How to complete this task
Copy each line of the entries that includes the word "true".
━━━━━ Records to process
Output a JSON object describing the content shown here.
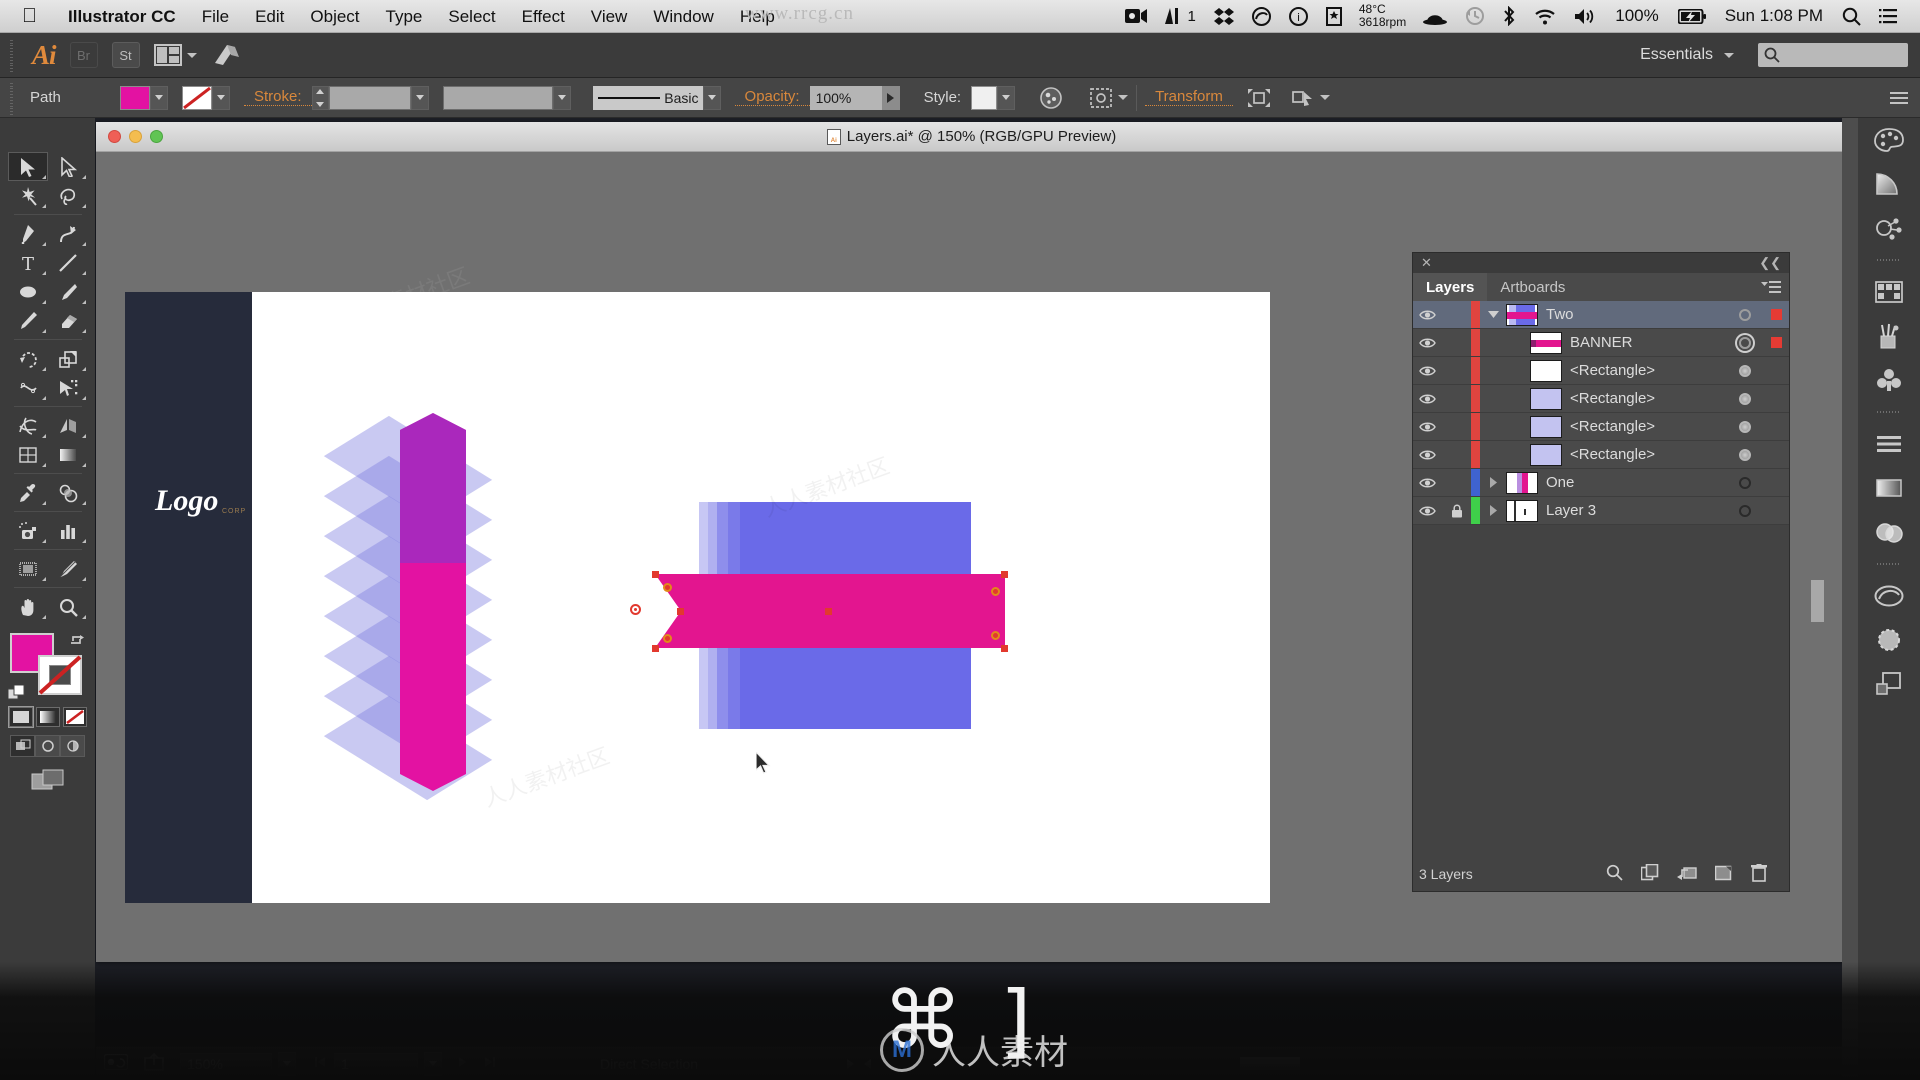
{
  "menubar": {
    "apple_icon": "apple-icon",
    "app_name": "Illustrator CC",
    "items": [
      "File",
      "Edit",
      "Object",
      "Type",
      "Select",
      "Effect",
      "View",
      "Window",
      "Help"
    ],
    "watermark": "www.rrcg.cn",
    "status": {
      "screen_recorder_icon": "screen-recorder-icon",
      "audio_meter_icon": "audio-meter-icon",
      "audio_meter_value": "1",
      "dropbox_icon": "dropbox-icon",
      "creative_cloud_icon": "creative-cloud-icon",
      "info_icon": "info-icon",
      "bookmark_icon": "bookmark-icon",
      "temperature": "48°C",
      "fan_speed": "3618rpm",
      "bowler_icon": "bowler-hat-icon",
      "timemachine_icon": "time-machine-icon",
      "bluetooth_icon": "bluetooth-icon",
      "wifi_icon": "wifi-icon",
      "volume_icon": "volume-icon",
      "battery_percent": "100%",
      "battery_icon": "battery-charging-icon",
      "clock": "Sun 1:08 PM",
      "spotlight_icon": "search-icon",
      "notification_icon": "notification-center-icon"
    }
  },
  "appbar": {
    "logo": "Ai",
    "bridge_label": "Br",
    "stock_label": "St",
    "arrange_icon": "arrange-documents-icon",
    "launch_icon": "launch-icon",
    "workspace": "Essentials",
    "search_icon": "search-icon",
    "search_placeholder": ""
  },
  "controlbar": {
    "object_label": "Path",
    "fill_color": "#e312a2",
    "stroke_color": "none",
    "stroke_label": "Stroke:",
    "stroke_weight": "",
    "stroke_profile": "Basic",
    "opacity_label": "Opacity:",
    "opacity_value": "100%",
    "style_label": "Style:",
    "recolor_icon": "recolor-artwork-icon",
    "select_similar_icon": "select-similar-icon",
    "transform_label": "Transform",
    "align_icon": "align-icon",
    "isolate_icon": "isolate-group-icon",
    "panel_menu_icon": "panel-menu-icon"
  },
  "toolbar": {
    "tools": [
      {
        "name": "selection-tool",
        "selected": true
      },
      {
        "name": "direct-selection-tool",
        "selected": false
      },
      {
        "name": "magic-wand-tool",
        "selected": false
      },
      {
        "name": "lasso-tool",
        "selected": false
      },
      {
        "name": "pen-tool",
        "selected": false
      },
      {
        "name": "curvature-tool",
        "selected": false
      },
      {
        "name": "type-tool",
        "selected": false
      },
      {
        "name": "line-segment-tool",
        "selected": false
      },
      {
        "name": "ellipse-tool",
        "selected": false
      },
      {
        "name": "paintbrush-tool",
        "selected": false
      },
      {
        "name": "pencil-tool",
        "selected": false
      },
      {
        "name": "eraser-tool",
        "selected": false
      },
      {
        "name": "rotate-tool",
        "selected": false
      },
      {
        "name": "scale-tool",
        "selected": false
      },
      {
        "name": "width-tool",
        "selected": false
      },
      {
        "name": "free-transform-tool",
        "selected": false
      },
      {
        "name": "shape-builder-tool",
        "selected": false
      },
      {
        "name": "perspective-grid-tool",
        "selected": false
      },
      {
        "name": "mesh-tool",
        "selected": false
      },
      {
        "name": "gradient-tool",
        "selected": false
      },
      {
        "name": "eyedropper-tool",
        "selected": false
      },
      {
        "name": "blend-tool",
        "selected": false
      },
      {
        "name": "symbol-sprayer-tool",
        "selected": false
      },
      {
        "name": "column-graph-tool",
        "selected": false
      },
      {
        "name": "artboard-tool",
        "selected": false
      },
      {
        "name": "slice-tool",
        "selected": false
      },
      {
        "name": "hand-tool",
        "selected": false
      },
      {
        "name": "zoom-tool",
        "selected": false
      }
    ],
    "fill_swatch": "#e312a2",
    "stroke_swatch": "none",
    "color_modes": [
      "color-fill",
      "gradient-fill",
      "none-fill"
    ],
    "draw_modes": [
      "draw-normal",
      "draw-behind",
      "draw-inside"
    ],
    "screen_mode": "change-screen-mode"
  },
  "document": {
    "title": "Layers.ai* @ 150% (RGB/GPU Preview)",
    "close_btn": "close-window",
    "minimize_btn": "minimize-window",
    "zoom_btn": "zoom-window"
  },
  "artwork": {
    "logo_text": "Logo",
    "logo_sub": "CORP",
    "navy_color": "#262b3b",
    "magenta_color": "#e312a2",
    "diamond_color": "rgba(126,126,225,0.42)",
    "blue_color": "#6a6ae8",
    "banner_color": "#e3158f"
  },
  "layers_panel": {
    "close_icon": "close-icon",
    "collapse_icon": "collapse-panel-icon",
    "tabs": [
      {
        "label": "Layers",
        "active": true
      },
      {
        "label": "Artboards",
        "active": false
      }
    ],
    "menu_icon": "panel-menu-icon",
    "rows": [
      {
        "name": "Two",
        "indent": 0,
        "color": "#e0443f",
        "selected": true,
        "expanded": true,
        "has_children": true,
        "locked": false,
        "target": "ring",
        "has_selection_square": true,
        "thumb": "banner-blue-thumb"
      },
      {
        "name": "BANNER",
        "indent": 1,
        "color": "#e0443f",
        "selected": false,
        "expanded": false,
        "has_children": false,
        "locked": false,
        "target": "double-ring",
        "has_selection_square": true,
        "thumb": "banner-magenta-thumb"
      },
      {
        "name": "<Rectangle>",
        "indent": 2,
        "color": "#e0443f",
        "selected": false,
        "expanded": false,
        "has_children": false,
        "locked": false,
        "target": "flat",
        "has_selection_square": false,
        "thumb": "white-rect-thumb"
      },
      {
        "name": "<Rectangle>",
        "indent": 2,
        "color": "#e0443f",
        "selected": false,
        "expanded": false,
        "has_children": false,
        "locked": false,
        "target": "flat",
        "has_selection_square": false,
        "thumb": "lavender-rect-thumb"
      },
      {
        "name": "<Rectangle>",
        "indent": 2,
        "color": "#e0443f",
        "selected": false,
        "expanded": false,
        "has_children": false,
        "locked": false,
        "target": "flat",
        "has_selection_square": false,
        "thumb": "lavender-rect-thumb"
      },
      {
        "name": "<Rectangle>",
        "indent": 2,
        "color": "#e0443f",
        "selected": false,
        "expanded": false,
        "has_children": false,
        "locked": false,
        "target": "flat",
        "has_selection_square": false,
        "thumb": "lavender-rect-thumb"
      },
      {
        "name": "One",
        "indent": 0,
        "color": "#3f63d0",
        "selected": false,
        "expanded": false,
        "has_children": true,
        "locked": false,
        "target": "dark",
        "has_selection_square": false,
        "thumb": "stripes-magenta-thumb"
      },
      {
        "name": "Layer 3",
        "indent": 0,
        "color": "#3fd04a",
        "selected": false,
        "expanded": false,
        "has_children": true,
        "locked": true,
        "target": "dark",
        "has_selection_square": false,
        "thumb": "white-stripes-thumb"
      }
    ],
    "footer_count": "3 Layers",
    "footer_icons": [
      "locate-object-icon",
      "duplicate-layer-icon",
      "make-sublayer-icon",
      "new-layer-icon",
      "delete-layer-icon"
    ]
  },
  "dock": {
    "icons": [
      "color-panel-icon",
      "color-guide-icon",
      "symbols-panel-icon",
      "swatches-panel-icon",
      "brushes-panel-icon",
      "graphic-styles-icon",
      "align-panel-icon",
      "gradient-panel-icon",
      "transparency-panel-icon",
      "libraries-panel-icon",
      "appearance-panel-icon",
      "artboards-panel-icon"
    ]
  },
  "statusbar": {
    "screen_icon": "presentation-mode-icon",
    "share_icon": "share-icon",
    "zoom_value": "150%",
    "artboard_value": "1",
    "tool_name": "Direct Selection",
    "prev_artboard_icon": "prev-artboard-icon",
    "next_artboard_icon": "next-artboard-icon"
  },
  "keystroke_overlay": {
    "glyph": "⌘ ]",
    "site_initial": "M",
    "site_text": "人人素材"
  },
  "watermarks": [
    "人人素材社区",
    "人人素材社区",
    "人人素材社区"
  ]
}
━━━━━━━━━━
Result for this task
        "selected": true
        "active": true
        "selected": true,
        "expanded": true,
        "has_children": true,
        "has_selection_square": true,
        "has_selection_square": true,
        "has_children": true,
        "has_children": true,
        "locked": true,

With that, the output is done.